CNE: A new PREPA RSA should lower utility’s debt by 40%
By The Star Staff
The renegotiations toward a new Puerto Rico Electric Power Authority (PREPA) restructuring support agreement (RSA) should seek to reduce PREPA’s $9 billion debt by at least 40% to be sustainable, noted Center for a New Economy (CNE) Policy Director and General Counsel Sergio Marxuach on Thursday.
The economist also warned about the possible dangers of attempting to restructure an RSA, including a proposed securitization or bond exchange, without the island Legislature’s green light.
The recently terminated PREPA Restructuring Support Agreement (RSA) was the third failed attempt to restructure at least a portion of PREPA’s debt. U.S. District Court Judge Laura Taylor Swain, in a March 8 order, expressed her concern that “the termination announcement presents the risk of a major setback in progress toward readjustment of PREPA’s liabilities.” She also imposed a tight deadline for the Financial Oversight and Management Board to commence a mediation process and file a plan of adjustment, or a term sheet thereof; submit a schedule for the litigation of pending issues; or show cause as to why the court should not dismiss the Title III case. Time, therefore, is of the essence, the judge advised. The parties have to submit a plan in May or explain to Swain why she should not dismiss the bankruptcy case.
“However, while we fully understand the desire to expeditiously conclude this process after five years of expensive and drawn-out negotiations, it is just as important to get right both the process and the substance of the debt restructuring,” Marxuach said.
In a policy brief to that end, the CNE offered some recommendations that the San Juan-based think tank hopes will provide a useful framework to thoughtfully analyze any new proposal to restructure PREPA’s debt.
The first recommendation was that any new plan of adjustment for PREPA has to be comprehensive in nature. That means the plan of adjustment must take into account the complicated environment in which PREPA operates, Puerto Rico’s weak economy, the fragility of the island’s transmission and distribution system, PREPA’s aging generation fleet, the politicization of its management, and PREPA’s prior history of mismanaged initiatives to reduce costs. Marxuach noted that the war on Ukraine has resulted in an Increase In oil prices.
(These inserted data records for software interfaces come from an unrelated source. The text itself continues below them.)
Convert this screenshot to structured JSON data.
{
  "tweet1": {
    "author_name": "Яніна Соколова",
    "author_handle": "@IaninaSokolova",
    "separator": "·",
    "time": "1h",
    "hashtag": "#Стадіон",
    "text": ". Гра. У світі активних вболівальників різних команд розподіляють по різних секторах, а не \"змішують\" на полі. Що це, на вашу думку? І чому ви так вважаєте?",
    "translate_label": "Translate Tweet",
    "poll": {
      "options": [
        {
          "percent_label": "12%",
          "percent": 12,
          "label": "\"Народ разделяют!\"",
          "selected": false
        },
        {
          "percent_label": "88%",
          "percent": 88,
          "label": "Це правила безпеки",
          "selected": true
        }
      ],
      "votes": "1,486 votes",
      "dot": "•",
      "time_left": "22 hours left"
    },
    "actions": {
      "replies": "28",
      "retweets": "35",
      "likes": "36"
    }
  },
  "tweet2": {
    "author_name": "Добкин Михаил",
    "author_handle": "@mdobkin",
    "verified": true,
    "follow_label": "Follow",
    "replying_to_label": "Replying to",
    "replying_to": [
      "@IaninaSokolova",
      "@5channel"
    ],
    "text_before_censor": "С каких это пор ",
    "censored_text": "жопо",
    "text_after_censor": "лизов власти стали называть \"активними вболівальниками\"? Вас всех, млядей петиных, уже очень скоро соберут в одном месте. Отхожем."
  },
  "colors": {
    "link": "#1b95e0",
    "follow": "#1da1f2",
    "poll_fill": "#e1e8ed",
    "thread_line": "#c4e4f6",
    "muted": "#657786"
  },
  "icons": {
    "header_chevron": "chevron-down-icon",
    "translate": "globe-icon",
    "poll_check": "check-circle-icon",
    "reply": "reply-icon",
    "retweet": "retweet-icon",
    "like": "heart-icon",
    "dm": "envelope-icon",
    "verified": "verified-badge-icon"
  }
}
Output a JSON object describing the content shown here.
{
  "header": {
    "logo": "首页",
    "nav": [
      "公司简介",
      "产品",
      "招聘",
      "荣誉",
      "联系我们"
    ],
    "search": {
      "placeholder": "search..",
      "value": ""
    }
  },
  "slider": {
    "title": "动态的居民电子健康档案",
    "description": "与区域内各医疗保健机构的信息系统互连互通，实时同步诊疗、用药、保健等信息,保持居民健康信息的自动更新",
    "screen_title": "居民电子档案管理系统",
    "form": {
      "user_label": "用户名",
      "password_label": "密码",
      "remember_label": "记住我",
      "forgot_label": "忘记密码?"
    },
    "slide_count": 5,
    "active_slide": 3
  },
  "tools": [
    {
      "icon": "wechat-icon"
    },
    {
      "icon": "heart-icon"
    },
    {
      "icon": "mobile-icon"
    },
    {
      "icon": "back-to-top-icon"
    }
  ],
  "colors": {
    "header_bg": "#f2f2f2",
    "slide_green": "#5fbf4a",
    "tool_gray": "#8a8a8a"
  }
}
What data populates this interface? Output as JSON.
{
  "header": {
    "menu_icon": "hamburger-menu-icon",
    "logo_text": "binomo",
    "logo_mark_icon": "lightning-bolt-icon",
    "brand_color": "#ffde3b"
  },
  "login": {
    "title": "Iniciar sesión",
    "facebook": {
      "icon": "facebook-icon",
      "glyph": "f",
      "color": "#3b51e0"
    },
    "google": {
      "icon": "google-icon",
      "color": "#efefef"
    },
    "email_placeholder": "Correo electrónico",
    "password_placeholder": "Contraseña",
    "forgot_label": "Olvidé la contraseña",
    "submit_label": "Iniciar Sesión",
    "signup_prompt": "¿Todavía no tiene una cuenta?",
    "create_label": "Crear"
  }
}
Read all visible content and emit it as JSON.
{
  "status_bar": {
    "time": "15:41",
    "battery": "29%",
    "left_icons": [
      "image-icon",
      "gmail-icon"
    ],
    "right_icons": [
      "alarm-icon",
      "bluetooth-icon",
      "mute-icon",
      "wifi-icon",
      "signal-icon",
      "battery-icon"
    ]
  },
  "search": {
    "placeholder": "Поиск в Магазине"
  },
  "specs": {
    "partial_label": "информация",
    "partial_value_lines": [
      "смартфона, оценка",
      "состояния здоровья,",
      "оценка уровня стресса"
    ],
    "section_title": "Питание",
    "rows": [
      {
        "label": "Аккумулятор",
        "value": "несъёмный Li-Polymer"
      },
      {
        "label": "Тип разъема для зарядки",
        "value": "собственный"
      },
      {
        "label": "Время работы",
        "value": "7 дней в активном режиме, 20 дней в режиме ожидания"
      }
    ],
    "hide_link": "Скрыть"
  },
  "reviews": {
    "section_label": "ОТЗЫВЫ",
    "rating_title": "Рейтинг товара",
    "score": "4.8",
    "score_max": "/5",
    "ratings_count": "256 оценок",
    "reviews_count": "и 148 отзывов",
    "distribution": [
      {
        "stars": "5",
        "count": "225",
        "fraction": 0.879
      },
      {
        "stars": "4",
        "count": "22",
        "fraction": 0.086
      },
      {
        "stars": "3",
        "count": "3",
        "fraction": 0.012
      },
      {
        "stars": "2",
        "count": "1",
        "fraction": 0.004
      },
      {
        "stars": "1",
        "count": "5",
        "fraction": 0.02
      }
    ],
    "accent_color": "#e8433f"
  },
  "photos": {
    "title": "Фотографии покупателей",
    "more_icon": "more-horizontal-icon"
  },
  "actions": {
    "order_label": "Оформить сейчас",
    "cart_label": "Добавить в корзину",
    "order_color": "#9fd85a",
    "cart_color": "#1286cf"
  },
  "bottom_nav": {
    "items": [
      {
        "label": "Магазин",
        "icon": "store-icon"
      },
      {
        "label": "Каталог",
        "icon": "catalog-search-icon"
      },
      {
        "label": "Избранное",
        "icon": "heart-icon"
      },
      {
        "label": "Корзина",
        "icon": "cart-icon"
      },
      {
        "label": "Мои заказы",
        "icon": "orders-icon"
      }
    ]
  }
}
A restructured PREPA should be a solvent entity, he said. “This is more than a mere accounting technicality. If PREPA is still insolvent, even after exiting the negotiation process, then it is questionable whether the plan of adjustment would be confirmable by the Court,” Marxuach said. “While PROMESA [the Puerto Rico Oversight, Management and Economic Stability Act] does not require that solvency be established to confirm a plan of adjustment, it does require that it be viable and certainly solvency is at least one component of any viability analysis.”
The debt reduction at PREPA has to be drastic, Marxuach noted. According to PREPA’s monthly report to its governing board for December 2021, PREPA’s liabilities totaled $18.1 billion, while its assets added up to $10.1 billion, a difference of $8 billion. In theory, then, that is the minimum amount — $8 billion or 44% of all liabilities — by which all of PREPA’s obligations would have to be reduced in order to keep it as a minimally sustainable going concern post-restructuring. It would be extremely ironic, not to say utterly irrational, the economist said, to finish the expensive five-year process with an entity that is still technically insolvent.
The restructuring debt should eliminate the securitization structure, Marxuach asserted. Securitization would have guaranteed the repayment of the new PREPA bonds regardless of PREPA’s operational situation and would have represented a significant upgrade of the bondholder’s collateral package.
“The repayment guarantee for any new PREPA bonds, as is the case with the existing PREPA bonds, should be a lien against the net revenues after payment of the operating costs of the issuer generated by PREPA,” he said. “We see no reason for upgrading this security structure or for substantially modifying PREPA’s current relative repayment priorities, unless creditors provide an infusion of new money, something analogous to a debtor in possession financing, or some other similar consideration.”
Marxuach also noted that doing a securitization without legislative approval could result in lower credit ratings for the new bonds and go against PROMESA, which establishes as a requirement a return to the markets with an investment grade rating.
In response to questions from reporters, Marxuach said he has not seen any studies as to the impact on PREPA finances of a proposed construction of stations that can recharge electric vehicles.